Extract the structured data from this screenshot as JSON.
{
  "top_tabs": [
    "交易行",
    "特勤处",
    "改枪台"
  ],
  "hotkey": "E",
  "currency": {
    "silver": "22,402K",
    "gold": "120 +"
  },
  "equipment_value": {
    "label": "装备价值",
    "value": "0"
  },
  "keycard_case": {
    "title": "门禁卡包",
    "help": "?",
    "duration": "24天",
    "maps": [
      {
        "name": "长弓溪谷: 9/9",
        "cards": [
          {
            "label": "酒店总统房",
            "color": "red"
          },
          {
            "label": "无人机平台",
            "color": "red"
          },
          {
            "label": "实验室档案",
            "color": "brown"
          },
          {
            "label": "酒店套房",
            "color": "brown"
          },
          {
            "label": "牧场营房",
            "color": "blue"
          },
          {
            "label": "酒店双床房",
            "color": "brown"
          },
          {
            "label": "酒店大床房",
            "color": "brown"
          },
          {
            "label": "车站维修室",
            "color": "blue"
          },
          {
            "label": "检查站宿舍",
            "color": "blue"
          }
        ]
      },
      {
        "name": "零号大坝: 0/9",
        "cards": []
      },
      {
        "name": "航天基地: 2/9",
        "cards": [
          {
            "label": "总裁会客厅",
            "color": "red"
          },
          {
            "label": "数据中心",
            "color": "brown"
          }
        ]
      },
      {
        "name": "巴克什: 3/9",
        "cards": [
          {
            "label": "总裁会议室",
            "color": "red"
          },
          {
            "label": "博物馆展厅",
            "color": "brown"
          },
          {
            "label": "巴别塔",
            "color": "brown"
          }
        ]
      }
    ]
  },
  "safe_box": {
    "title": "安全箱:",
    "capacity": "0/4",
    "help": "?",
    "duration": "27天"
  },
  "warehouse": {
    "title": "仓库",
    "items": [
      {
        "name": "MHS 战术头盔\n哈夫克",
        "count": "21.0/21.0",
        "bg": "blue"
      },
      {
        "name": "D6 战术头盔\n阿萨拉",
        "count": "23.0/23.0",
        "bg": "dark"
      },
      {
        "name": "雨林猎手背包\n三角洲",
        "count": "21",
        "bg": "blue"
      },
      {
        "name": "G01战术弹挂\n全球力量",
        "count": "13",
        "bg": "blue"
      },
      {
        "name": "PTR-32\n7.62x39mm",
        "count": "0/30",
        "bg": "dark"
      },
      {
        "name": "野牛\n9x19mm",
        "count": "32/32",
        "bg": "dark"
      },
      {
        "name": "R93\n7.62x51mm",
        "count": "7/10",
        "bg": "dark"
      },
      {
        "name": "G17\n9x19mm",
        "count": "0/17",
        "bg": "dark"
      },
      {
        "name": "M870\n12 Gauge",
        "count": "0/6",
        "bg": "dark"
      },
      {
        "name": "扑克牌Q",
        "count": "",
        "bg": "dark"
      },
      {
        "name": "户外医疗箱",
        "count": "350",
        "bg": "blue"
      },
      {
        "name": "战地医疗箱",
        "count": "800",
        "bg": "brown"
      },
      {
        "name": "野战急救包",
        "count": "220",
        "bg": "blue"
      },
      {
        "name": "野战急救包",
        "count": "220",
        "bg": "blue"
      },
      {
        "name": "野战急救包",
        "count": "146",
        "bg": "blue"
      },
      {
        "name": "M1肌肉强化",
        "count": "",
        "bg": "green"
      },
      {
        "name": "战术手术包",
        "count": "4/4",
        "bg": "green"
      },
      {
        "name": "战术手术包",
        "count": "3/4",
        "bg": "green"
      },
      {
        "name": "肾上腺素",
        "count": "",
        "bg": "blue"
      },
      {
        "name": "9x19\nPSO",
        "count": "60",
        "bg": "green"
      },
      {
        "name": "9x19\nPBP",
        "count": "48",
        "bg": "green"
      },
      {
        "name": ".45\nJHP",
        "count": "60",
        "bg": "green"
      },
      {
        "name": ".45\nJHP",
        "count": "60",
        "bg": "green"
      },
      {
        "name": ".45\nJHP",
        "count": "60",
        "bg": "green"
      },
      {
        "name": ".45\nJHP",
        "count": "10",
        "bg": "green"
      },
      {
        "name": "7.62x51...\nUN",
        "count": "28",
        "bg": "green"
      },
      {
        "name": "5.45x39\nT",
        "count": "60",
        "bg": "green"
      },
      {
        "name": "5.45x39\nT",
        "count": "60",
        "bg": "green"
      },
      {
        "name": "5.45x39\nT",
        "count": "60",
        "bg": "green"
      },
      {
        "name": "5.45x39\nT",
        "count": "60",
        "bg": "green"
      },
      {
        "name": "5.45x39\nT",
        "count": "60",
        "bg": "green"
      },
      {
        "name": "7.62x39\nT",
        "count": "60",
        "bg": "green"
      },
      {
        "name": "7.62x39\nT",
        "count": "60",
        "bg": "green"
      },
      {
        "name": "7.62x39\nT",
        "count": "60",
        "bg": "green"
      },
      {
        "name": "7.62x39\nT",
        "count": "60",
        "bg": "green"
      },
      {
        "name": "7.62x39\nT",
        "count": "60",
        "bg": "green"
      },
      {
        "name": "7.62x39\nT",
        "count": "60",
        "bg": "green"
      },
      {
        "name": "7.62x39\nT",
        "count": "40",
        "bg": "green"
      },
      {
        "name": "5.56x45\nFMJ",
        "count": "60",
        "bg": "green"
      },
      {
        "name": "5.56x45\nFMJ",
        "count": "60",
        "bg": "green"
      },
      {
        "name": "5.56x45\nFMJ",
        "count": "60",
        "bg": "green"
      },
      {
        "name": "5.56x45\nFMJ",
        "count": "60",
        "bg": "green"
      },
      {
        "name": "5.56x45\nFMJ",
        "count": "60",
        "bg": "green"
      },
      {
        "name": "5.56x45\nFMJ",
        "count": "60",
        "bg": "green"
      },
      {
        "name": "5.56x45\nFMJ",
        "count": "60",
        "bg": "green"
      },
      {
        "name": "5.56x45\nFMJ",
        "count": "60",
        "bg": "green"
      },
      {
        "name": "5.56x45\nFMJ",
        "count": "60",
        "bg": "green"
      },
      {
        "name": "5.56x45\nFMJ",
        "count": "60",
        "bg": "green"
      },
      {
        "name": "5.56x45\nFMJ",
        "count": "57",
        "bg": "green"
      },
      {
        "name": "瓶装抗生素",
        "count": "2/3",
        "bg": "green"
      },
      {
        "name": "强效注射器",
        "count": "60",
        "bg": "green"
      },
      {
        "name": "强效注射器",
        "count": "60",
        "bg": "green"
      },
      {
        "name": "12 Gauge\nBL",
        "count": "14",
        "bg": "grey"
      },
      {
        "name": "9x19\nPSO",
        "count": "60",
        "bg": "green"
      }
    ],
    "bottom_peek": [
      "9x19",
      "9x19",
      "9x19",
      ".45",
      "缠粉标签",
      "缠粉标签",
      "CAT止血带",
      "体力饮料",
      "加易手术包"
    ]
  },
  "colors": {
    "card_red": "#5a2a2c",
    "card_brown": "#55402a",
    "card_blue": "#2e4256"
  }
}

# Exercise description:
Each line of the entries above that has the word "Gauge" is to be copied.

# Solution to this problem:
        "name": "M870\n12 Gauge",
        "name": "12 Gauge\nBL",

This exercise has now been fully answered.